For patients with cancer, body image issues related to chemotherapy-induced hair loss can add to the stress of coping with their illness. To address this concern and help patients maintain their hair during chemotherapy, Lehigh Valley Health Network's Cancer Institute implemented a scalp cooling program. In this interview with i3 Health, Kerry Kluska, RN, MSN, OCN®, who served as a nurse and patient educator during the scalp cooling implementation, discusses the process involved in instituting this program.
What are the benefits of scalp cooling for oncology patients?
Kerry Kluska, RN, MSN, OCN®: Using scalp cooling to preserve hair follicles while receiving alopecia-causing chemotherapy is a personal choice. If I had to give a benefit, it is the potential to preserve your hair follicles and maintain up to 50% of your hair while going through treatment. Preservation of hair follicles and faster hair regrowth have been seen in those who have used scalp cooling.
What did it take to implement this program?
Ms. Kluska: It took coordination and education of all of the infusion staff, providers, and nurses in the office, and it took buy-in from the administration.
What is the procedure for scalp cooling?
Ms. Kluska: A cap fitting is completed in the office. The patient makes the decision whether or not to follow through. Paperwork is completed and sent if the patient decides to use scalp cooling. The cap is sent to the patient's home. The patient is expected to practice at least three times, dampening their hair, applying the conditioner used during cooling, placing the headband on their forehead to protect their skin, and applying both the inner and outer cap on their head. The patient is also expected to watch the videos for applying the cap prior to their first treatment.
Upon arrival to the infusion center, the patient puts the cap on. The nurse can assist the patient if needed; however, accountability is placed on the patient to place their cap on their head. The nurse will attach the cap to the cooling machine, turn on the machine, and set the times on the machine.
How did the nurses involved in implementing this program feel about the experience?
Ms. Kluska: Initially, the nurses were nervous about implementation; they struggled with the idea of doing one more thing during treatment. As one of the educators, during implementation and up to almost the first year, I made myself readily available for all new patients using scalp cooling and assisted the nurses and patients with the application of the cap and starting the cooling machine. I walked the nurses through the process to alleviate the nurses' anxiety about the cap.
Were there any adjustments that had to be made following initial implementation?
Ms. Kluska: There were not adjustments per se. We did a follow-up re-education several months after the program's initiation by bringing back the scalp cooling company representative and allowing the nurses to ask questions independently and not in large groups.

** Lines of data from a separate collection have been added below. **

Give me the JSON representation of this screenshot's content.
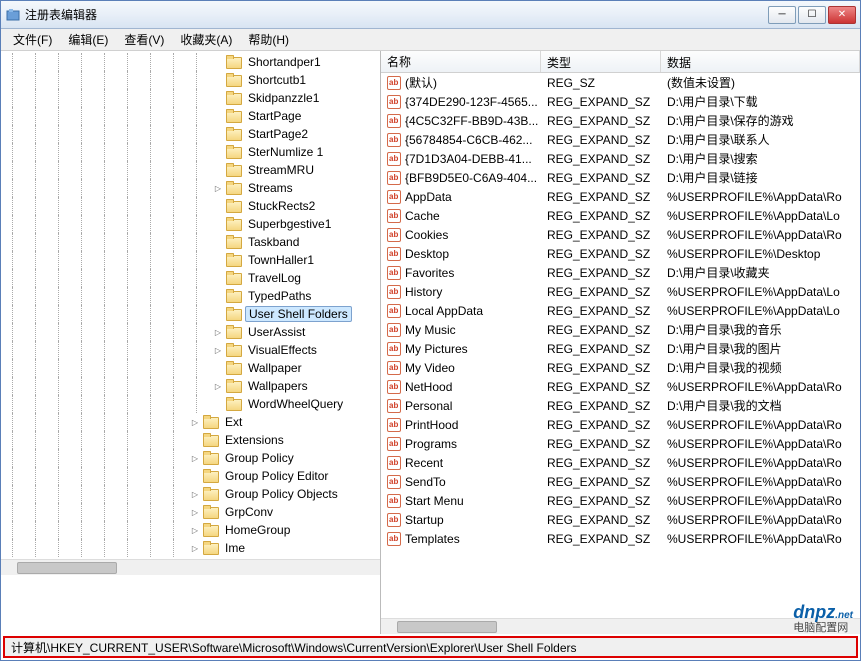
{
  "window": {
    "title": "注册表编辑器"
  },
  "menubar": {
    "items": [
      "文件(F)",
      "编辑(E)",
      "查看(V)",
      "收藏夹(A)",
      "帮助(H)"
    ]
  },
  "tree": {
    "items": [
      {
        "label": "Shortandper1",
        "indent": 9,
        "exp": false
      },
      {
        "label": "Shortcutb1",
        "indent": 9,
        "exp": false
      },
      {
        "label": "Skidpanzzle1",
        "indent": 9,
        "exp": false
      },
      {
        "label": "StartPage",
        "indent": 9,
        "exp": false
      },
      {
        "label": "StartPage2",
        "indent": 9,
        "exp": false
      },
      {
        "label": "SterNumlize 1",
        "indent": 9,
        "exp": false
      },
      {
        "label": "StreamMRU",
        "indent": 9,
        "exp": false
      },
      {
        "label": "Streams",
        "indent": 9,
        "exp": true
      },
      {
        "label": "StuckRects2",
        "indent": 9,
        "exp": false
      },
      {
        "label": "Superbgestive1",
        "indent": 9,
        "exp": false
      },
      {
        "label": "Taskband",
        "indent": 9,
        "exp": false
      },
      {
        "label": "TownHaller1",
        "indent": 9,
        "exp": false
      },
      {
        "label": "TravelLog",
        "indent": 9,
        "exp": false
      },
      {
        "label": "TypedPaths",
        "indent": 9,
        "exp": false
      },
      {
        "label": "User Shell Folders",
        "indent": 9,
        "exp": false,
        "selected": true
      },
      {
        "label": "UserAssist",
        "indent": 9,
        "exp": true
      },
      {
        "label": "VisualEffects",
        "indent": 9,
        "exp": true
      },
      {
        "label": "Wallpaper",
        "indent": 9,
        "exp": false
      },
      {
        "label": "Wallpapers",
        "indent": 9,
        "exp": true
      },
      {
        "label": "WordWheelQuery",
        "indent": 9,
        "exp": false
      },
      {
        "label": "Ext",
        "indent": 8,
        "exp": true
      },
      {
        "label": "Extensions",
        "indent": 8,
        "exp": false
      },
      {
        "label": "Group Policy",
        "indent": 8,
        "exp": true
      },
      {
        "label": "Group Policy Editor",
        "indent": 8,
        "exp": false
      },
      {
        "label": "Group Policy Objects",
        "indent": 8,
        "exp": true
      },
      {
        "label": "GrpConv",
        "indent": 8,
        "exp": true
      },
      {
        "label": "HomeGroup",
        "indent": 8,
        "exp": true
      },
      {
        "label": "Ime",
        "indent": 8,
        "exp": true
      }
    ]
  },
  "list": {
    "headers": [
      "名称",
      "类型",
      "数据"
    ],
    "rows": [
      {
        "name": "(默认)",
        "type": "REG_SZ",
        "data": "(数值未设置)"
      },
      {
        "name": "{374DE290-123F-4565...",
        "type": "REG_EXPAND_SZ",
        "data": "D:\\用户目录\\下载"
      },
      {
        "name": "{4C5C32FF-BB9D-43B...",
        "type": "REG_EXPAND_SZ",
        "data": "D:\\用户目录\\保存的游戏"
      },
      {
        "name": "{56784854-C6CB-462...",
        "type": "REG_EXPAND_SZ",
        "data": "D:\\用户目录\\联系人"
      },
      {
        "name": "{7D1D3A04-DEBB-41...",
        "type": "REG_EXPAND_SZ",
        "data": "D:\\用户目录\\搜索"
      },
      {
        "name": "{BFB9D5E0-C6A9-404...",
        "type": "REG_EXPAND_SZ",
        "data": "D:\\用户目录\\链接"
      },
      {
        "name": "AppData",
        "type": "REG_EXPAND_SZ",
        "data": "%USERPROFILE%\\AppData\\Ro"
      },
      {
        "name": "Cache",
        "type": "REG_EXPAND_SZ",
        "data": "%USERPROFILE%\\AppData\\Lo"
      },
      {
        "name": "Cookies",
        "type": "REG_EXPAND_SZ",
        "data": "%USERPROFILE%\\AppData\\Ro"
      },
      {
        "name": "Desktop",
        "type": "REG_EXPAND_SZ",
        "data": "%USERPROFILE%\\Desktop"
      },
      {
        "name": "Favorites",
        "type": "REG_EXPAND_SZ",
        "data": "D:\\用户目录\\收藏夹"
      },
      {
        "name": "History",
        "type": "REG_EXPAND_SZ",
        "data": "%USERPROFILE%\\AppData\\Lo"
      },
      {
        "name": "Local AppData",
        "type": "REG_EXPAND_SZ",
        "data": "%USERPROFILE%\\AppData\\Lo"
      },
      {
        "name": "My Music",
        "type": "REG_EXPAND_SZ",
        "data": "D:\\用户目录\\我的音乐"
      },
      {
        "name": "My Pictures",
        "type": "REG_EXPAND_SZ",
        "data": "D:\\用户目录\\我的图片"
      },
      {
        "name": "My Video",
        "type": "REG_EXPAND_SZ",
        "data": "D:\\用户目录\\我的视频"
      },
      {
        "name": "NetHood",
        "type": "REG_EXPAND_SZ",
        "data": "%USERPROFILE%\\AppData\\Ro"
      },
      {
        "name": "Personal",
        "type": "REG_EXPAND_SZ",
        "data": "D:\\用户目录\\我的文档"
      },
      {
        "name": "PrintHood",
        "type": "REG_EXPAND_SZ",
        "data": "%USERPROFILE%\\AppData\\Ro"
      },
      {
        "name": "Programs",
        "type": "REG_EXPAND_SZ",
        "data": "%USERPROFILE%\\AppData\\Ro"
      },
      {
        "name": "Recent",
        "type": "REG_EXPAND_SZ",
        "data": "%USERPROFILE%\\AppData\\Ro"
      },
      {
        "name": "SendTo",
        "type": "REG_EXPAND_SZ",
        "data": "%USERPROFILE%\\AppData\\Ro"
      },
      {
        "name": "Start Menu",
        "type": "REG_EXPAND_SZ",
        "data": "%USERPROFILE%\\AppData\\Ro"
      },
      {
        "name": "Startup",
        "type": "REG_EXPAND_SZ",
        "data": "%USERPROFILE%\\AppData\\Ro"
      },
      {
        "name": "Templates",
        "type": "REG_EXPAND_SZ",
        "data": "%USERPROFILE%\\AppData\\Ro"
      }
    ]
  },
  "statusbar": {
    "path": "计算机\\HKEY_CURRENT_USER\\Software\\Microsoft\\Windows\\CurrentVersion\\Explorer\\User Shell Folders"
  },
  "watermark": {
    "main": "dnpz",
    "sub": "电脑配置网",
    "dot": ".net"
  }
}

We reviewed the setting up of the machine, the time on the machine, and how to trouble shoot should anything go wrong or appear not to be functioning correctly. Also, it worked better in the end to have a core group of nurses to do the scalp cooling instead of having all nurses trying to learn how to do this procedure.
What advice can you give to oncology nurses whose hospitals are considering starting a scalp cooling program or to nurses who would like to suggest that their hospital start such a program?
Ms. Kluska: I would ask, do you have patients asking for such a program? Have patients left their network to go somewhere else that offers scalp cooling? My other piece of advice is do not judge your patient for wanting to keep their hair. Battling cancer is emotional enough. It is up to the nurse to support the patient in this decision. We as nurses may not understand the strong desire to maintain hair, but it is up to us to be there for our patients and support their needs.
About Ms. Kluska
Kerry Kluska, RN, MSN, OCN®, is an Oncology Clinical Nurse Specialist at Lehigh Valley Health Network's Cancer Institute in Allentown, Pennsylvania.
Transcript edited for clarity. Any views expressed above are the speaker's own and do not necessarily represent the views of i3 Health.